*Assignment*
The word "dourges" may appear in some lines of the data; copy every such line.

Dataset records
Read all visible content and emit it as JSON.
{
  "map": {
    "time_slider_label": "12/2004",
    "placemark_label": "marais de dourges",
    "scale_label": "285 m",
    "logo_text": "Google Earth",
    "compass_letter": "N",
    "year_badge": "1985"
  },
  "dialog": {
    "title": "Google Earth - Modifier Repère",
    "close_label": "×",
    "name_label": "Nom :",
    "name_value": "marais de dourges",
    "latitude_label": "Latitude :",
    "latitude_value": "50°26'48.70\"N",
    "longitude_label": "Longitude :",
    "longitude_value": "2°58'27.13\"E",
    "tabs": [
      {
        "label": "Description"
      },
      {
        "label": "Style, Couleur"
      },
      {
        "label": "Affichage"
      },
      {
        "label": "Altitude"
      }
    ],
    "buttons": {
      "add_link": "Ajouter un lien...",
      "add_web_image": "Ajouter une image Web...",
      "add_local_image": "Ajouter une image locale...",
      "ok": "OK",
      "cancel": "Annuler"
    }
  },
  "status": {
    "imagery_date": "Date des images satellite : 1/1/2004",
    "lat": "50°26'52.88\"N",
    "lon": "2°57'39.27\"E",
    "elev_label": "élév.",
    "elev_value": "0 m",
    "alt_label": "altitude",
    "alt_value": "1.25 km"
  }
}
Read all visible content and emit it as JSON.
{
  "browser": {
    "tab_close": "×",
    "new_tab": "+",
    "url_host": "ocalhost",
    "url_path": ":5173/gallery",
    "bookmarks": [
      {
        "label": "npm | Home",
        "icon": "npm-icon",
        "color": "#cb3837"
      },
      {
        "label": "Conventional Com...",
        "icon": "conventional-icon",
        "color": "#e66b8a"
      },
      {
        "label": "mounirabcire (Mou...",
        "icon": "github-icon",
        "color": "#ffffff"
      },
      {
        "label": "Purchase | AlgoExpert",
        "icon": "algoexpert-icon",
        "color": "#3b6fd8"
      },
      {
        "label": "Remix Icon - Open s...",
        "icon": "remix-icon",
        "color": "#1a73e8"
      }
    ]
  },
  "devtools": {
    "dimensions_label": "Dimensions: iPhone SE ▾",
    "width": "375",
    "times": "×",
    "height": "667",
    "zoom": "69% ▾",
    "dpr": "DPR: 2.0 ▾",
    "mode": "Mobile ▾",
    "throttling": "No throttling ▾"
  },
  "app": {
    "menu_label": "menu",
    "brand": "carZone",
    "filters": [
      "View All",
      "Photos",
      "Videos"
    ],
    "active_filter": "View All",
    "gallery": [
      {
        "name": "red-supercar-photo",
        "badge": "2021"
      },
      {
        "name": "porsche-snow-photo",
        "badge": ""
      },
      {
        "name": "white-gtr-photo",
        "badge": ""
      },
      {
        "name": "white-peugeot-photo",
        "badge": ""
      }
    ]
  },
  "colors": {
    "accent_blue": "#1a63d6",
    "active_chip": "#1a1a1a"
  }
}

*Answer to the problem*
    "placemark_label": "marais de dourges",
    "name_value": "marais de dourges",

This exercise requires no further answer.